Outcomes

Upon successful completion of the unit, students should be able to:

  1. Gain an overview of the history and philosophy of ideas regarding human-environment relationships in the fields of physical and human geography, environmental management, and sustainability science;
  2. Understand the origins, logical underpinnings, modes of enquiry, content and futures of the relevant sub-fields;
  3. Reflect on the prevailing paradigms of spatial enquiry;
  4. Critically analyse the tensions arising from the inter and transdisciplinary perspectives presented by these subfields to estabilished disciplinary boundaries in the sciences and humanities;
  5. Position their doctoral research project in the historical traditions of their sub-field of specialisation
  6. Develop advanced skills in critical analysis (reading and writing) and theoretical argumentation of the history and philosophy of their chosen sub-field of specialisation

Assessment

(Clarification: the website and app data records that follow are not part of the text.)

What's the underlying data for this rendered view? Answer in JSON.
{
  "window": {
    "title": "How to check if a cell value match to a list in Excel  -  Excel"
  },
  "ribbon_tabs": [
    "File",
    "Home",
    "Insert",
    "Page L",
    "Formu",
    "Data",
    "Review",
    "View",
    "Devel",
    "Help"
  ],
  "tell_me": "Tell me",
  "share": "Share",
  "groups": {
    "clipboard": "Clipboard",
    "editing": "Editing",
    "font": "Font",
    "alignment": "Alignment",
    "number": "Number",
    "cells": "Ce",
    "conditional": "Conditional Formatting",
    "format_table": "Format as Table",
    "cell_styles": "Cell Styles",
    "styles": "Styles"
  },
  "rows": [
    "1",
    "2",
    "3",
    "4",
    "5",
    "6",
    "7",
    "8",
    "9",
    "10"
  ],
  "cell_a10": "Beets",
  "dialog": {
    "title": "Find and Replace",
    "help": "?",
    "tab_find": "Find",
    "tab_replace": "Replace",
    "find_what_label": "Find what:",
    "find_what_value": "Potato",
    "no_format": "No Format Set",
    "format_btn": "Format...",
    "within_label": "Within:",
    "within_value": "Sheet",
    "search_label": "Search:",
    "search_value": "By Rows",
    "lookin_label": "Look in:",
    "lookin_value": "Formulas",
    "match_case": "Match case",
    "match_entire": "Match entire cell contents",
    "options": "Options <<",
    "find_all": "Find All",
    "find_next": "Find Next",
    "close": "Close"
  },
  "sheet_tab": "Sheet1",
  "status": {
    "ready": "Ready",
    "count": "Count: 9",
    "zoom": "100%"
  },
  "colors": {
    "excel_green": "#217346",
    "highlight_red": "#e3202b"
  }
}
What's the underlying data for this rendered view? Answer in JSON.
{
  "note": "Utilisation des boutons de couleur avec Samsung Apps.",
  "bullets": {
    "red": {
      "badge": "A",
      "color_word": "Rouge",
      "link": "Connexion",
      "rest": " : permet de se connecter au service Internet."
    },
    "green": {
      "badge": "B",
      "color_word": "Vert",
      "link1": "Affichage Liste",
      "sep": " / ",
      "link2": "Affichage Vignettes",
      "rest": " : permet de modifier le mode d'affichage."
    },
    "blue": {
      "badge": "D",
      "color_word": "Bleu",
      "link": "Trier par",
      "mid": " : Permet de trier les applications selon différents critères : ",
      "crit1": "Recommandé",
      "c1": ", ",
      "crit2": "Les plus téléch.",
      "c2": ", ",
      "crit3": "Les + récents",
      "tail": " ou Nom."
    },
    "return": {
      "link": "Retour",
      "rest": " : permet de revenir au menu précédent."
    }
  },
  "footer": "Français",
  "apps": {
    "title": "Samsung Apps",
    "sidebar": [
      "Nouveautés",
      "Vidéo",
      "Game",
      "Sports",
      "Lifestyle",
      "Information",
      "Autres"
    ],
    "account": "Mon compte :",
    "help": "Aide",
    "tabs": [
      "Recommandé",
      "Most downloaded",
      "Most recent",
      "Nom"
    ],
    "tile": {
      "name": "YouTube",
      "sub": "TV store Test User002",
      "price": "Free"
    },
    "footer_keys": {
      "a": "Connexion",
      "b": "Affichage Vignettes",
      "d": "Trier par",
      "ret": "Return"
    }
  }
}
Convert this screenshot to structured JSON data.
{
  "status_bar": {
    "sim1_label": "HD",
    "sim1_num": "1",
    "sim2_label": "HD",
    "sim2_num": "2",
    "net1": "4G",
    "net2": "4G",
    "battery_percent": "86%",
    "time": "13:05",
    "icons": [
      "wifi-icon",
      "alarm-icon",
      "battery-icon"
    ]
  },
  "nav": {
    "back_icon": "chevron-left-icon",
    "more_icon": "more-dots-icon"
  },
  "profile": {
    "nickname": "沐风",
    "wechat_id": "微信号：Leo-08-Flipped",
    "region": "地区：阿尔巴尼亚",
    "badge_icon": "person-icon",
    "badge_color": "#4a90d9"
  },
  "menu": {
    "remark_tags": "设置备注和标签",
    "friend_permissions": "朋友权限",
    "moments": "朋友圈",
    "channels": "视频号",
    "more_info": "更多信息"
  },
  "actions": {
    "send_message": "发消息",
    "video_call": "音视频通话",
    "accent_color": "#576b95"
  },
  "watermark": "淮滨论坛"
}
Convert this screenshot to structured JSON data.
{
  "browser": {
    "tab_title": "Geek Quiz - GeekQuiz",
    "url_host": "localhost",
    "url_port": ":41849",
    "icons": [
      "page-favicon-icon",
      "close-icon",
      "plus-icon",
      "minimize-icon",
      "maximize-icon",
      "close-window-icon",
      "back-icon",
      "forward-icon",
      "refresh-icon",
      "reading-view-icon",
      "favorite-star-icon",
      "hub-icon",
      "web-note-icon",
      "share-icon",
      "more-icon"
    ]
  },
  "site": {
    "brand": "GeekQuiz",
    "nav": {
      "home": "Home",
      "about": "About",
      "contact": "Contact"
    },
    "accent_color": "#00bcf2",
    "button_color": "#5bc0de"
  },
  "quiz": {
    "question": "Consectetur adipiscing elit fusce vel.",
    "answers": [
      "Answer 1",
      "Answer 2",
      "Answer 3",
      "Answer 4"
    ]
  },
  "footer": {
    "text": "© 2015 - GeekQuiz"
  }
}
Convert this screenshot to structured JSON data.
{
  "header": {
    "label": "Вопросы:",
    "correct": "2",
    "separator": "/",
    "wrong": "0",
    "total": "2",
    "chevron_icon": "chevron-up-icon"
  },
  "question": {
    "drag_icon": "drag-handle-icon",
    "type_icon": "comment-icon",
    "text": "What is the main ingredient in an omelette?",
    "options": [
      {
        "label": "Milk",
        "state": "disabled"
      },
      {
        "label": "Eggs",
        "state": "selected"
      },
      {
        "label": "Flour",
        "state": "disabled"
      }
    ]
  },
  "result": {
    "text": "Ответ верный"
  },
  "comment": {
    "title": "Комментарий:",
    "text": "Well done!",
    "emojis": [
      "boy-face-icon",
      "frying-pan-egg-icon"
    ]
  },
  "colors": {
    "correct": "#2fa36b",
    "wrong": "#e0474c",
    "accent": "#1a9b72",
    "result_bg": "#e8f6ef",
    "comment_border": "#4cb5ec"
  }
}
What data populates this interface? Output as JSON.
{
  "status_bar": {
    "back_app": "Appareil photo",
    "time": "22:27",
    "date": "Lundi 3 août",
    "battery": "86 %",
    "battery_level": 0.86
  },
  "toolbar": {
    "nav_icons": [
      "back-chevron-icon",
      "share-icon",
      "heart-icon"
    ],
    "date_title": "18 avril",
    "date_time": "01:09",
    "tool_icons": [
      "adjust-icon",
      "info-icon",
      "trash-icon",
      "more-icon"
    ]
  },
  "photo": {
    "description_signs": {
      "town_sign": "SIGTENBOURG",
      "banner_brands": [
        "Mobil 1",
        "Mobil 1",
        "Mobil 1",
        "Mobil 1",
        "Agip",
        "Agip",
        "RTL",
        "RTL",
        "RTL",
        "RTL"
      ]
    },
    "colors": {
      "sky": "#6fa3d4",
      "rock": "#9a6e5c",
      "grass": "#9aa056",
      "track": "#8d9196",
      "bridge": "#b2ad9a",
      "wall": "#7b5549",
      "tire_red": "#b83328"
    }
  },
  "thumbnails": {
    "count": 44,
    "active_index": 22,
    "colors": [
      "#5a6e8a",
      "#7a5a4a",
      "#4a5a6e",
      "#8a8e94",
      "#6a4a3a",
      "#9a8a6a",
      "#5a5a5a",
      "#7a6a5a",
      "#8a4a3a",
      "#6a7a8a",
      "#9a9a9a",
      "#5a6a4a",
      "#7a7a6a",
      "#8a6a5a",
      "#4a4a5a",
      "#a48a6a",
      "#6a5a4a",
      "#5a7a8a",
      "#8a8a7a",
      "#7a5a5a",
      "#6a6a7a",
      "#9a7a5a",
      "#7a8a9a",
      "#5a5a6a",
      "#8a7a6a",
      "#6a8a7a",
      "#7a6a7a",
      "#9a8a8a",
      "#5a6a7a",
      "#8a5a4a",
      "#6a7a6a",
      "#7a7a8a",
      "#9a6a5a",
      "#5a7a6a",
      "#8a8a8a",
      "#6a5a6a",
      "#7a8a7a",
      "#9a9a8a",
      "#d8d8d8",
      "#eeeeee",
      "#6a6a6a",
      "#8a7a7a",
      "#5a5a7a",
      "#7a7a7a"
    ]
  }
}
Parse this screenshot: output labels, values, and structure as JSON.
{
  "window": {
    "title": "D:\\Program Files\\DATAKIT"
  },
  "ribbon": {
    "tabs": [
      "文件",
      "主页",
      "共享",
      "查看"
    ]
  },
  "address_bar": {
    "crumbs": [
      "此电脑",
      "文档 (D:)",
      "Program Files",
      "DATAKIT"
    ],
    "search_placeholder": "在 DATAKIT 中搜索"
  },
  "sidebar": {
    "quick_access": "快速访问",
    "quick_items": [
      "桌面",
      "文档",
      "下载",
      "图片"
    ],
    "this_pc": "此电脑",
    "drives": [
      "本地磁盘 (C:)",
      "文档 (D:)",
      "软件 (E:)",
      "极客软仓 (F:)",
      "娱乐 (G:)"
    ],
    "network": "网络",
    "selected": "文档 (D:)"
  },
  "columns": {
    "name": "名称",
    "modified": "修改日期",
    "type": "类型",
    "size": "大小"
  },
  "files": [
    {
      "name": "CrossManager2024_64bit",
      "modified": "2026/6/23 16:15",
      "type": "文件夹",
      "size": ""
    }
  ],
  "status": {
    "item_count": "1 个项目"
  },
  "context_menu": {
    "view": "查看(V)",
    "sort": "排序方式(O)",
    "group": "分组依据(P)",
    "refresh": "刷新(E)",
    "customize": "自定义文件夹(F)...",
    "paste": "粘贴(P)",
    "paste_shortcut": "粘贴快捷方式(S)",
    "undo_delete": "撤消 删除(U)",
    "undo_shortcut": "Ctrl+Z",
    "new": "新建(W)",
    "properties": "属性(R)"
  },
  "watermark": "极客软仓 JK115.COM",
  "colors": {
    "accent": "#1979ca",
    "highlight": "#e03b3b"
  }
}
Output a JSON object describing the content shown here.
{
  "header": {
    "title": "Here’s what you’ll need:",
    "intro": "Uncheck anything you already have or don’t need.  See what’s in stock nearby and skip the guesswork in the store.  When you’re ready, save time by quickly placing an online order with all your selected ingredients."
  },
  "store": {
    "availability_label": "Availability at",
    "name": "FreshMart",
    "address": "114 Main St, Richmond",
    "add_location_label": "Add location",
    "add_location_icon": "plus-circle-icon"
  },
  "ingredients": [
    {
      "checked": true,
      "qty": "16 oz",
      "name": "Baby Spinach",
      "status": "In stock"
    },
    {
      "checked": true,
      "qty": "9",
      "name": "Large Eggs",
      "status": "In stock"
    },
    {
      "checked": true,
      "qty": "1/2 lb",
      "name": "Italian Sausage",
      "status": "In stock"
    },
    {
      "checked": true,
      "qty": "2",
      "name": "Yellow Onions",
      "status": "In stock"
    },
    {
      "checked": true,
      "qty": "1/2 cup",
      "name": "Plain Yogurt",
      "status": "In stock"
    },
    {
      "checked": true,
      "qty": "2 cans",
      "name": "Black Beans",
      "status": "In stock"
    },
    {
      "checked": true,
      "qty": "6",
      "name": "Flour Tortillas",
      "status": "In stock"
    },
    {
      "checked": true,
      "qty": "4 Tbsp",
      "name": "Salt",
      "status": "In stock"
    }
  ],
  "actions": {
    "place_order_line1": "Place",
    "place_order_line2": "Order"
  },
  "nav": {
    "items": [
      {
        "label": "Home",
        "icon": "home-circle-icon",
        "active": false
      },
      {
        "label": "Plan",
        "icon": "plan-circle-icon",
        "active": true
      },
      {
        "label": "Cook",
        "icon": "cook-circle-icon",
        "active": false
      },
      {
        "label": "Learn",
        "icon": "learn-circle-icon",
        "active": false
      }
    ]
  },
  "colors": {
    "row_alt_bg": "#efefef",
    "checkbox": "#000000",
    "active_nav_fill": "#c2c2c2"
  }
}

Attendance and participation in the colloquium discussions: 20%
Seminar presentation and leading discussion: 20%
Historical review essay: 20% (1500 words)
Theoretical review essay: 40% (3000 words)

Chief examiner(s)

Contact hours

One 3-hour seminar and 9-hours of private study per week

Off-campus attendance requirements

Seminar and enquiry based learning, with use Moodle or similar program for sharing readings, and continuing discussions outside the weekly seminar period.

Prerequisites

Admission to Doctoral or Masters research program